Irving, or Scott, it would, we think, make as enchaDtiog and
instructive a work, as any that ba5 come from their pens.



Art. VI. — Life of Emanuel Swedenborg, with some Ac-
count xff his Writings^ together with a Brief Notice of
the Rise and Progress of the New Church. Boston.
Allen & Goddard. 1831. 12mo.* pp. 188.
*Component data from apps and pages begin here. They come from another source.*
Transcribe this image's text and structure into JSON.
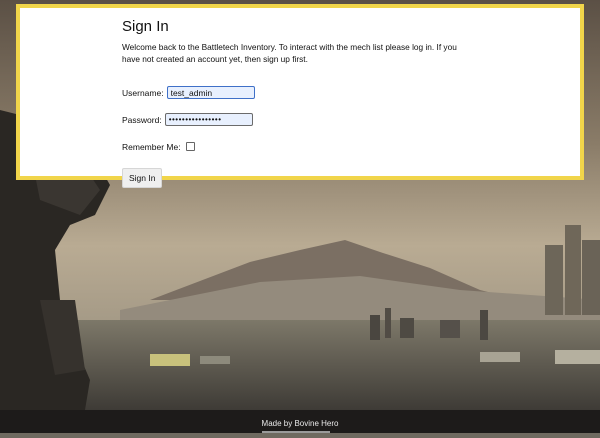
{
  "colors": {
    "card_border": "#f1d54a",
    "footer_bg": "#1d1b1a"
  },
  "login": {
    "title": "Sign In",
    "intro": "Welcome back to the Battletech Inventory. To interact with the mech list please log in. If you have not created an account yet, then sign up first.",
    "username_label": "Username:",
    "username_value": "test_admin",
    "password_label": "Password:",
    "password_value": "••••••••••••••••",
    "remember_label": "Remember Me:",
    "remember_checked": false,
    "submit_label": "Sign In"
  },
  "footer": {
    "credit": "Made by Bovine Hero"
  }
}
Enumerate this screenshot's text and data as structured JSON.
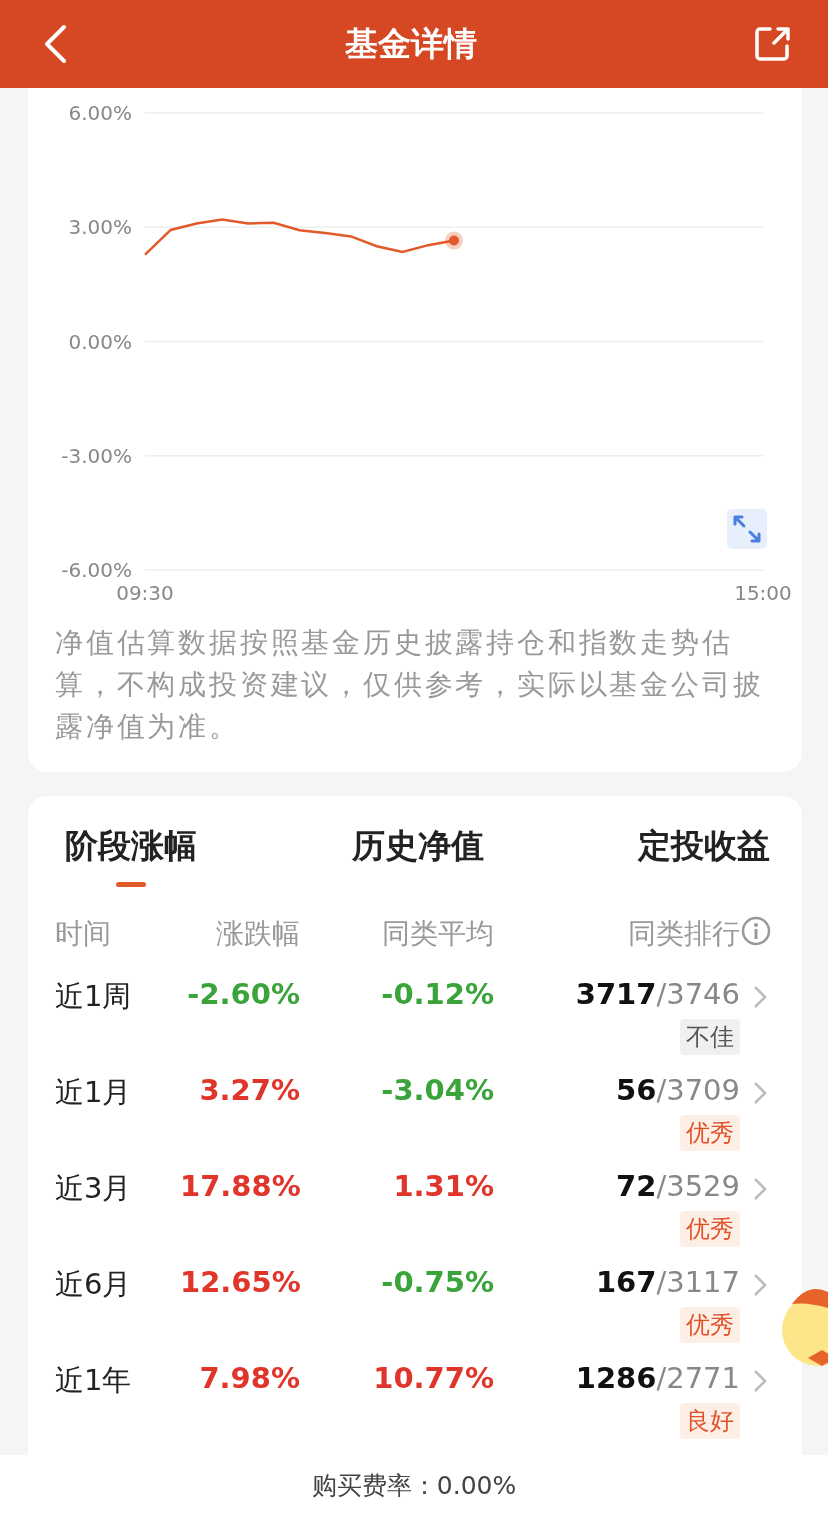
{
  "header": {
    "title": "基金详情"
  },
  "chart": {
    "chart_data": {
      "type": "line",
      "categories": [
        "09:30",
        null,
        null,
        null,
        null,
        null,
        null,
        null,
        null,
        null,
        null,
        null,
        null,
        null,
        null,
        null,
        null,
        null,
        null,
        null,
        null,
        null,
        null,
        null,
        "15:00"
      ],
      "series": [
        {
          "color": "#e2592a",
          "values": [
            2.28,
            2.93,
            3.1,
            3.2,
            3.1,
            3.12,
            2.92,
            2.85,
            2.76,
            2.5,
            2.35,
            2.53,
            2.65,
            null,
            null,
            null,
            null,
            null,
            null,
            null,
            null,
            null,
            null,
            null,
            null
          ]
        }
      ],
      "ylim": [
        -6,
        6
      ],
      "grid": true,
      "yticks": [
        {
          "value": 6,
          "label": "6.00%"
        },
        {
          "value": 3,
          "label": "3.00%"
        },
        {
          "value": 0,
          "label": "0.00%"
        },
        {
          "value": -3,
          "label": "-3.00%"
        },
        {
          "value": -6,
          "label": "-6.00%"
        }
      ]
    },
    "note": "净值估算数据按照基金历史披露持仓和指数走势估算，不构成投资建议，仅供参考，实际以基金公司披露净值为准。"
  },
  "tabs": [
    {
      "label": "阶段涨幅",
      "selected": true
    },
    {
      "label": "历史净值",
      "selected": false
    },
    {
      "label": "定投收益",
      "selected": false
    }
  ],
  "table": {
    "columns": [
      "时间",
      "涨跌幅",
      "同类平均",
      "同类排行"
    ],
    "rows": [
      {
        "period": "近1周",
        "change": {
          "text": "-2.60%",
          "color": "#3aa33a"
        },
        "average": {
          "text": "-0.12%",
          "color": "#3aa33a"
        },
        "rank": "3717",
        "total": "/3746",
        "tag": {
          "text": "不佳",
          "kind": "neutral"
        }
      },
      {
        "period": "近1月",
        "change": {
          "text": "3.27%",
          "color": "#e0352b"
        },
        "average": {
          "text": "-3.04%",
          "color": "#3aa33a"
        },
        "rank": "56",
        "total": "/3709",
        "tag": {
          "text": "优秀",
          "kind": "positive"
        }
      },
      {
        "period": "近3月",
        "change": {
          "text": "17.88%",
          "color": "#e0352b"
        },
        "average": {
          "text": "1.31%",
          "color": "#e0352b"
        },
        "rank": "72",
        "total": "/3529",
        "tag": {
          "text": "优秀",
          "kind": "positive"
        }
      },
      {
        "period": "近6月",
        "change": {
          "text": "12.65%",
          "color": "#e0352b"
        },
        "average": {
          "text": "-0.75%",
          "color": "#3aa33a"
        },
        "rank": "167",
        "total": "/3117",
        "tag": {
          "text": "优秀",
          "kind": "positive"
        }
      },
      {
        "period": "近1年",
        "change": {
          "text": "7.98%",
          "color": "#e0352b"
        },
        "average": {
          "text": "10.77%",
          "color": "#e0352b"
        },
        "rank": "1286",
        "total": "/2771",
        "tag": {
          "text": "良好",
          "kind": "positive"
        }
      }
    ]
  },
  "footer": {
    "text": "购买费率：0.00%"
  }
}
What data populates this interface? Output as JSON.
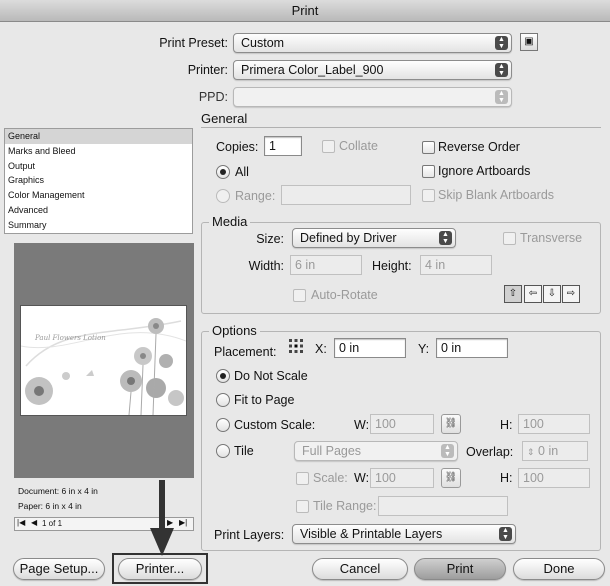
{
  "window": {
    "title": "Print"
  },
  "top": {
    "preset_label": "Print Preset:",
    "preset_value": "Custom",
    "printer_label": "Printer:",
    "printer_value": "Primera Color_Label_900",
    "ppd_label": "PPD:",
    "ppd_value": ""
  },
  "sidebar": {
    "items": [
      "General",
      "Marks and Bleed",
      "Output",
      "Graphics",
      "Color Management",
      "Advanced",
      "Summary"
    ],
    "selected": "General"
  },
  "preview": {
    "document": "Document: 6 in x 4 in",
    "paper": "Paper: 6 in x 4 in",
    "page": "1 of 1",
    "label_script": "Paul Flowers Lotion"
  },
  "general": {
    "title": "General",
    "copies_label": "Copies:",
    "copies_value": "1",
    "collate": "Collate",
    "reverse_order": "Reverse Order",
    "all": "All",
    "range": "Range:",
    "ignore_artboards": "Ignore Artboards",
    "skip_blank": "Skip Blank Artboards"
  },
  "media": {
    "title": "Media",
    "size_label": "Size:",
    "size_value": "Defined by Driver",
    "transverse": "Transverse",
    "width_label": "Width:",
    "width_value": "6 in",
    "height_label": "Height:",
    "height_value": "4 in",
    "auto_rotate": "Auto-Rotate"
  },
  "options": {
    "title": "Options",
    "placement_label": "Placement:",
    "x_label": "X:",
    "x_value": "0 in",
    "y_label": "Y:",
    "y_value": "0 in",
    "do_not_scale": "Do Not Scale",
    "fit_to_page": "Fit to Page",
    "custom_scale": "Custom Scale:",
    "w_label": "W:",
    "w_value": "100",
    "h_label": "H:",
    "h_value": "100",
    "tile": "Tile",
    "tile_value": "Full Pages",
    "overlap_label": "Overlap:",
    "overlap_value": "0 in",
    "scale": "Scale:",
    "scale_w_label": "W:",
    "scale_w_value": "100",
    "scale_h_label": "H:",
    "scale_h_value": "100",
    "tile_range": "Tile Range:",
    "print_layers_label": "Print Layers:",
    "print_layers_value": "Visible & Printable Layers"
  },
  "buttons": {
    "page_setup": "Page Setup...",
    "printer": "Printer...",
    "cancel": "Cancel",
    "print": "Print",
    "done": "Done"
  },
  "colors": {
    "annotation": "#333333",
    "preview_bg": "#7a7a7a",
    "flowers": "#b9b9b9"
  }
}
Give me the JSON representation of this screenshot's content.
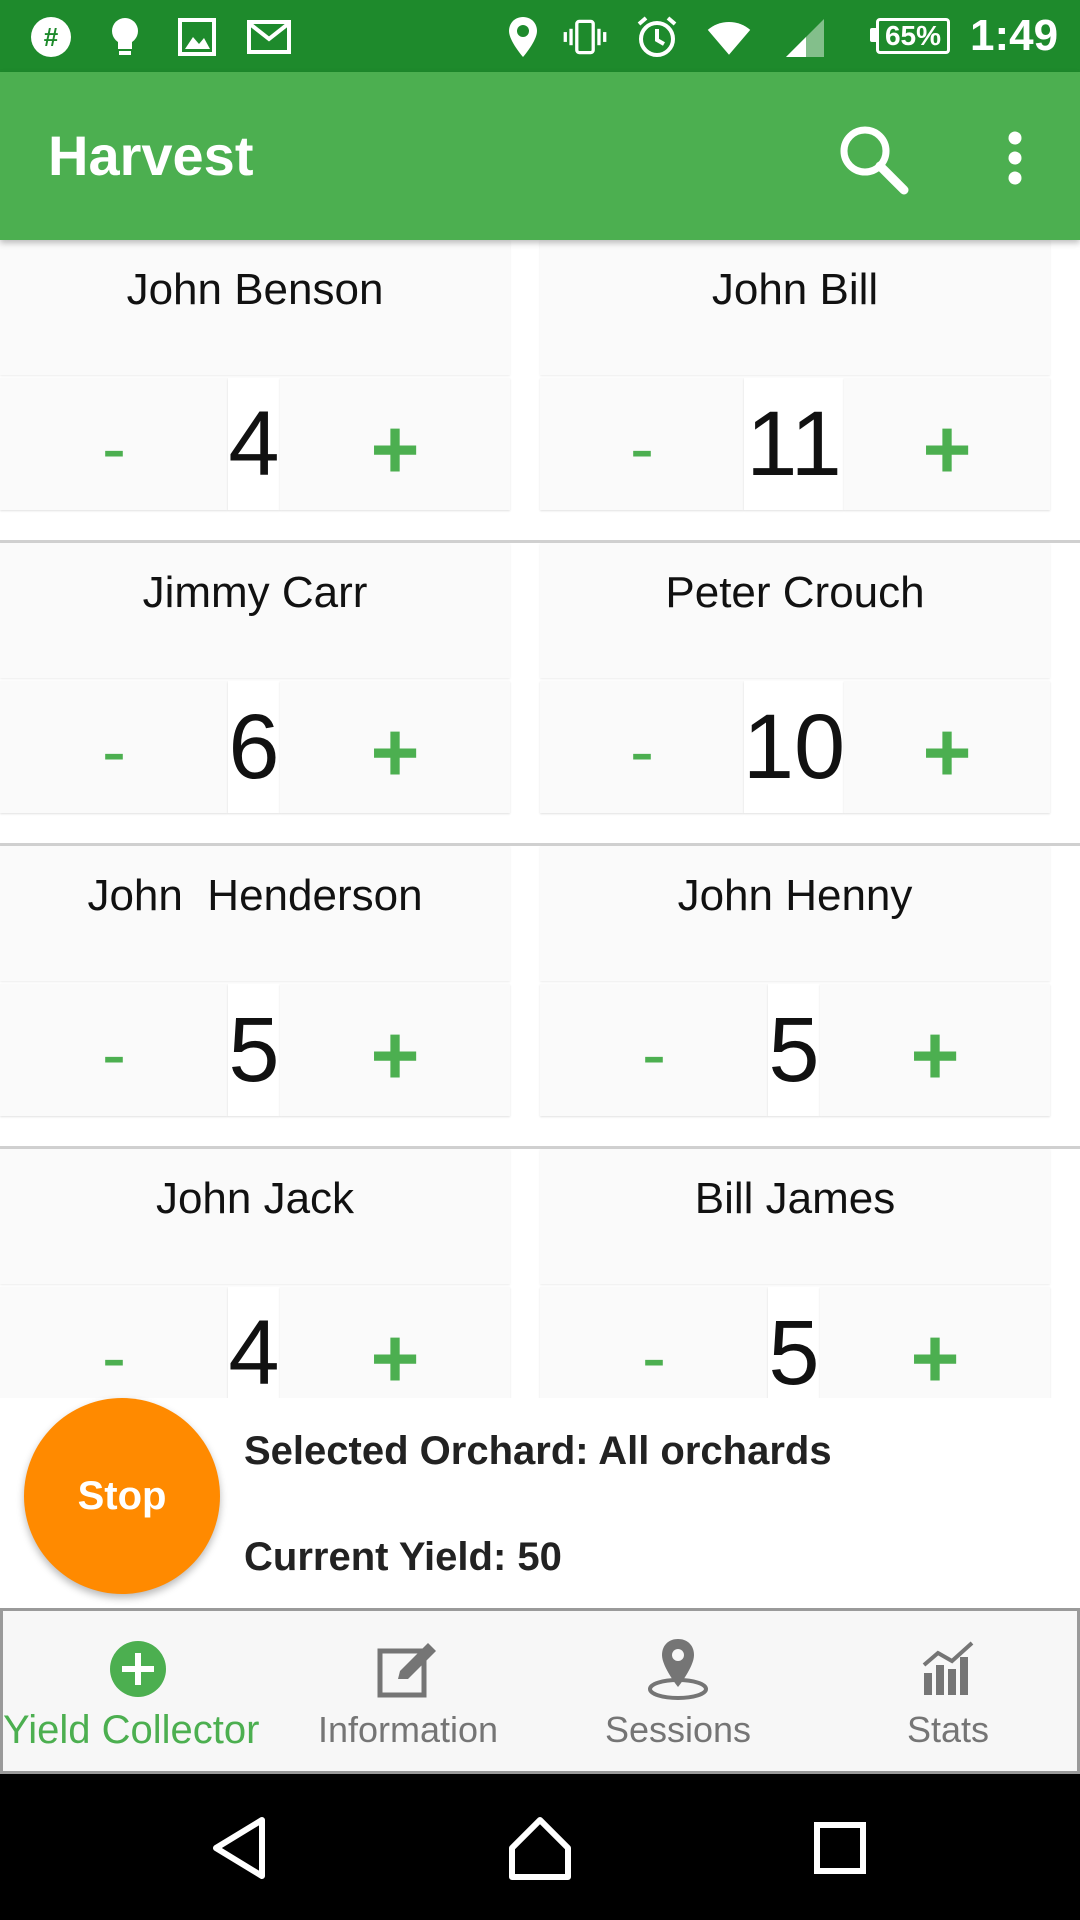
{
  "status_bar": {
    "battery": "65%",
    "time": "1:49",
    "left_icons": [
      "slack-icon",
      "lightbulb-icon",
      "image-icon",
      "gmail-icon"
    ],
    "right_icons": [
      "location-icon",
      "vibrate-icon",
      "alarm-icon",
      "wifi-icon",
      "cell-signal-icon",
      "battery-icon"
    ]
  },
  "app_bar": {
    "title": "Harvest",
    "actions": [
      "search-icon",
      "more-vert-icon"
    ]
  },
  "pickers": [
    {
      "name": "John Benson",
      "count": "4"
    },
    {
      "name": "John Bill",
      "count": "11"
    },
    {
      "name": "Jimmy Carr",
      "count": "6"
    },
    {
      "name": "Peter Crouch",
      "count": "10"
    },
    {
      "name": "John  Henderson",
      "count": "5"
    },
    {
      "name": "John Henny",
      "count": "5"
    },
    {
      "name": "John Jack",
      "count": "4"
    },
    {
      "name": "Bill James",
      "count": "5"
    }
  ],
  "controls": {
    "minus": "-",
    "plus": "+"
  },
  "info": {
    "stop_label": "Stop",
    "selected_orchard": "Selected Orchard: All orchards",
    "current_yield": "Current Yield: 50"
  },
  "bottom_nav": {
    "items": [
      {
        "label": "Yield Collector",
        "icon": "add-circle-icon",
        "active": true
      },
      {
        "label": "Information",
        "icon": "edit-note-icon",
        "active": false
      },
      {
        "label": "Sessions",
        "icon": "place-icon",
        "active": false
      },
      {
        "label": "Stats",
        "icon": "bar-chart-icon",
        "active": false
      }
    ]
  },
  "system_nav": [
    "back-icon",
    "home-icon",
    "recents-icon"
  ],
  "colors": {
    "status_bar": "#1e8a2c",
    "primary": "#4caf50",
    "accent": "#ff8a00",
    "inactive_nav": "#757575"
  }
}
This is a very well arranged account of the life and reli-
gion of the most remarkable pretender in the Christian
church, written by a friend of his cause and for the purpose
of promoting a belief in his supernatural pretensions ; and
therefore partaking of the character of an eulogy. But while
it is adapted to delight and edify the receivers of his faith, it
will be found highly entertaining by all ; and perhaps those
who would see in small compass a statement of the grounds
on which his claims are rested, will find nowhere a more
complete exposition than is here given. In the present uni-
versal agitation of the religious public and action and reac-
tion of sects, it is not strange that this sect of enthusiasts, the
most amiable perhaps which the history of enthusiasm has
known, should share in the general excitement, and be anx-
ious, notwithstanding its professed anti-proselyting spirit, to
draw to itself a fair proportion of the minds which are inquir-
ing after the actual truth. It would not be at all surprising if
its success should be considerable. Many things take place
daily far more astonishing than conversions to Swedenbor-
gianism ; and where a sect can at once exhibit an exemplary
sweetness of deportment, offer gratification to the general
love of the mystical and supernatural, and set forth the life



Online LibraryJoseph Lyon MillerAmerican monthly review → online text (page 15 of 54)